The tip of a welder’s torch glows like the Sun and fires out a concentrated blast of heat in excess of 3,000 degrees Celsius (5,430 degrees Fahrenheit). Its UV rays are so harmful that welders wear dark face plates to protect them from ‘arc eye’, a painful burning of the cornea. The source of the intense glow is an ionised arc of gas called plasma.
Plasma is the fourth state of matter – along with solid, liquid and gas – and it’s the most abundant form of matter in the observable universe. The Sun is a massive ball of plasma, as is every star and every inch of space between planets and solar systems. On Earth, lightning is our most famous naturally occurring plasma, along with the spectacular auroras at the poles.
Given its abundance, it’s quite surprising plasma wasn’t identified until the Twenties. That’s because electrons weren’t discovered until the late-i9th century, and without an understanding of subatomic charged particles, you can’t understand how plasma works.
Plasma is formed by superheating a gas. Normally, atoms in a gas move freely, but their electrons are still bound to their nuclei. With enough energy though, electrons pull free of their nuclei, leaving behind positively charged ions. This ionised state is a highly efficient conductor and is the birthplace of plasma.
The glowing tip of a welder’s torch is really a plasma arc. The torch is attached to a tank of inert gas like argon or helium. Inside the tip of the torch is a tungsten electrode with an opposite charge as the piece of metal being welded. When a high-voltage current is passed through the tungsten electrode, it ionises atoms in the gas stream, converting that current into a white-hot jet of plasma.
The role of ionisation
In a normal state, atoms are electrically neutral, meaning there are an equal number of positively charged protons and negatively charged electrons (neutrons, by definition, are neutral). Ionisation occurs when that balance is tipped by the loss or gain of electrons. If an electron absorbs enough energy, it will escape from its atomic orbit, leaving behind a positively charged ion. Sometimes these free electrons have sufficient energy to enter another atom’s orbit, which is how negatively charged ions form.
Can water ever turn into plasma?
Water is the only substance on Earth that occurs naturally as a solid, liquid and gas. With water, each state of matter is accompanied by a related phase transition. Liquid water freezes to become a solid and boils to become a vapour. But is there any phase transition that could ever turn water into a plasma? Not exactly. Whether as ice, liquid water or water vapour, water retains the same molecular structure: H2O.

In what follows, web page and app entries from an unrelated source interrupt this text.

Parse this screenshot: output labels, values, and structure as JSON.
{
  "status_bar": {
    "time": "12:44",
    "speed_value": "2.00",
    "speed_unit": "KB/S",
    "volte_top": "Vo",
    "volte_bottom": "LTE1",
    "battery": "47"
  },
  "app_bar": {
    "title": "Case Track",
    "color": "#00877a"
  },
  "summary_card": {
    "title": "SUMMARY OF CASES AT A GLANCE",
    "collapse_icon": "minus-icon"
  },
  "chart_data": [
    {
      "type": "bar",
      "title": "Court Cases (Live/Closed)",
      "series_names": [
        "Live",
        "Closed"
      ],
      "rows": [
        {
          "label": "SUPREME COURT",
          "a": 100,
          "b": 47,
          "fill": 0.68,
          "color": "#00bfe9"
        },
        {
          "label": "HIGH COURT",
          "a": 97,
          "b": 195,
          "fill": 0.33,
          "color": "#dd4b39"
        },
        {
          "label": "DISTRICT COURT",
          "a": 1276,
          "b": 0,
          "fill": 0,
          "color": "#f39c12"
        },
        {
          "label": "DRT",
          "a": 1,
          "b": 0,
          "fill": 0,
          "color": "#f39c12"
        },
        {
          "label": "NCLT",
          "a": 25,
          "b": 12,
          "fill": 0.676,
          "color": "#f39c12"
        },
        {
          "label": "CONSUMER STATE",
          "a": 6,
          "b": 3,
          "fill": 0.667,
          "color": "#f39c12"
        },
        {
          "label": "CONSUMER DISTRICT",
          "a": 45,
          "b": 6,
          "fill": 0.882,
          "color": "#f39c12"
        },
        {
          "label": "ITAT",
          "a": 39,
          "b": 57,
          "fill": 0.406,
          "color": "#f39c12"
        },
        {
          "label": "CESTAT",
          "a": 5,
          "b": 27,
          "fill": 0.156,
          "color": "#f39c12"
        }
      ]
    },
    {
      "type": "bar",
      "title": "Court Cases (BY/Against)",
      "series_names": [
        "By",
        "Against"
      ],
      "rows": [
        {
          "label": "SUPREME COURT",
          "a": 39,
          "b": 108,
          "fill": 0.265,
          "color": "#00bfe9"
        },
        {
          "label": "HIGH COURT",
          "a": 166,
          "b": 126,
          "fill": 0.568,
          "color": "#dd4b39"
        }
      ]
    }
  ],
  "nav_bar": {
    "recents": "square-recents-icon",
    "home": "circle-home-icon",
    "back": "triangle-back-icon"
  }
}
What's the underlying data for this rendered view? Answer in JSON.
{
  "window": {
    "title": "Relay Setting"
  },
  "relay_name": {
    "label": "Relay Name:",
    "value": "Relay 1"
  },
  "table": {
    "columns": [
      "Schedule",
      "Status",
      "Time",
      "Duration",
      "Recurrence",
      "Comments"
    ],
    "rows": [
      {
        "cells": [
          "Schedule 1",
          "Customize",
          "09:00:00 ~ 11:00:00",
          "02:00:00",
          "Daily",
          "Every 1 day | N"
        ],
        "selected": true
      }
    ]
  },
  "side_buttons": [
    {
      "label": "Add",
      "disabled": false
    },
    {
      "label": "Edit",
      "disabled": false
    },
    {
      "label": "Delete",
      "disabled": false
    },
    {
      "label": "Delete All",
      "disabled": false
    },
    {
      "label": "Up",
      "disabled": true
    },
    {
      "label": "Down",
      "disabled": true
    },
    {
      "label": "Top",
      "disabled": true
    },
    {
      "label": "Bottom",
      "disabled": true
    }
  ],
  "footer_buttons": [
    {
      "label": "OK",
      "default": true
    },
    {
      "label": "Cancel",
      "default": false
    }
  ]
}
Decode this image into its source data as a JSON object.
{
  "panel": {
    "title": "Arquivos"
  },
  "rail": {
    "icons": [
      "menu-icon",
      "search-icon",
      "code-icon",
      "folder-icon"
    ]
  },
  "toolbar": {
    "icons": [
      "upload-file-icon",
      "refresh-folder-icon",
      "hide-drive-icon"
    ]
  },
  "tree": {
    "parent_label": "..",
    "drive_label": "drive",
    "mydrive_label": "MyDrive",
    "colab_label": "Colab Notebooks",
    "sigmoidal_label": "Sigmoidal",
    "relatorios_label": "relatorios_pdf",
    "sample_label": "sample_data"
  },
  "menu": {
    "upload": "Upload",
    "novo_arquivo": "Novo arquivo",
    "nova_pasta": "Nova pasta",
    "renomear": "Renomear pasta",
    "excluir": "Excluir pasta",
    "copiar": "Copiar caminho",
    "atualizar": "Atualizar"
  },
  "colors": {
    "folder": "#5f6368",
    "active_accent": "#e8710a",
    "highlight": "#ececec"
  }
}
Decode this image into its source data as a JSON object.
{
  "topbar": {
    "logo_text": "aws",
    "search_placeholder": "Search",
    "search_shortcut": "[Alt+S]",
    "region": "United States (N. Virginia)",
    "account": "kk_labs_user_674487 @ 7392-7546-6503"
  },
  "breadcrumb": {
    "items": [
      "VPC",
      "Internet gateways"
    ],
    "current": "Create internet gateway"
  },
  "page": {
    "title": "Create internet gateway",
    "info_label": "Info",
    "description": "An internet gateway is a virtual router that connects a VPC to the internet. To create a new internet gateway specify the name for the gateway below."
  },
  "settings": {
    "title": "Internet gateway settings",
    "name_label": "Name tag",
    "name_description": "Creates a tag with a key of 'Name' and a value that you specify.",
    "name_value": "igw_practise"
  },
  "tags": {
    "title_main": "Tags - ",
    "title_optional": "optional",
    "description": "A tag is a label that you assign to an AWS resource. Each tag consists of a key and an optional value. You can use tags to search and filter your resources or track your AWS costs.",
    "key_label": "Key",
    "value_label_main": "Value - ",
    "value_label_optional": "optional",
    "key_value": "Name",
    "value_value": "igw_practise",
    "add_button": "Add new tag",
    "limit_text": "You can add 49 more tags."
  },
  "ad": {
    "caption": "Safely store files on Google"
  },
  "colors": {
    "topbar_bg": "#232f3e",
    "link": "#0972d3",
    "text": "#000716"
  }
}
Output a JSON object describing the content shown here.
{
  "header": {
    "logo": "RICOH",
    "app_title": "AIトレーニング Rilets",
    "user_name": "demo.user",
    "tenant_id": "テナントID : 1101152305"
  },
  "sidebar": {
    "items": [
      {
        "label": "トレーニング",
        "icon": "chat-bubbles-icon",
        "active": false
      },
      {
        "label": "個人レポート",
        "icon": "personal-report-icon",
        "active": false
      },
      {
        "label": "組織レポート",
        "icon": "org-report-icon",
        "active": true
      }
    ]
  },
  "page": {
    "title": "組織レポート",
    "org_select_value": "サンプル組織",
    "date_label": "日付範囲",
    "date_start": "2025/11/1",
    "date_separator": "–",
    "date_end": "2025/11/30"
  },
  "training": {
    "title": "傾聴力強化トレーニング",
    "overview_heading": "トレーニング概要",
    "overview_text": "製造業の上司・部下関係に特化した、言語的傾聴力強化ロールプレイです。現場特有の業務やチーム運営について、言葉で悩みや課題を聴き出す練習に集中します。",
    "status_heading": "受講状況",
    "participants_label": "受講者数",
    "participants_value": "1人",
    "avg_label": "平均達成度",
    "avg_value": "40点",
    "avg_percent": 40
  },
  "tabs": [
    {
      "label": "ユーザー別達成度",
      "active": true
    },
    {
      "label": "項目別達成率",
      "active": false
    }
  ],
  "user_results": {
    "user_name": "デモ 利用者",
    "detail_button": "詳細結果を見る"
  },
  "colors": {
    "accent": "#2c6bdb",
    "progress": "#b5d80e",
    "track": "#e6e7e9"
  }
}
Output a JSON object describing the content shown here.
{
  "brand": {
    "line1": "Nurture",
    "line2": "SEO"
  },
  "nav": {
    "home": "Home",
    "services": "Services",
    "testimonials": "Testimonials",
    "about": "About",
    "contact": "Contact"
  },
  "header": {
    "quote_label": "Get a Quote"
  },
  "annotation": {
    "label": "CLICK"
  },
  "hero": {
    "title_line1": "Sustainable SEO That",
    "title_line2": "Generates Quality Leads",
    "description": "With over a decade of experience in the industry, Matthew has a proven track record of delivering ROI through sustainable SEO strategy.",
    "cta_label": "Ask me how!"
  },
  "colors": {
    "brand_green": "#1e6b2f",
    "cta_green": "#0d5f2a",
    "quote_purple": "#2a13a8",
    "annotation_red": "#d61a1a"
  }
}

For water to become a plasma, the individual hydrogen and oxygen atoms would need to be broken apart and ionised separately. And if the molecular structure is broken apart, then water is no longer water. An elemental gas like hydrogen can transition between gas and plasma and back to gas. But once water molecules are split apart and ionised, those disparate atoms will not naturally return back to a water form.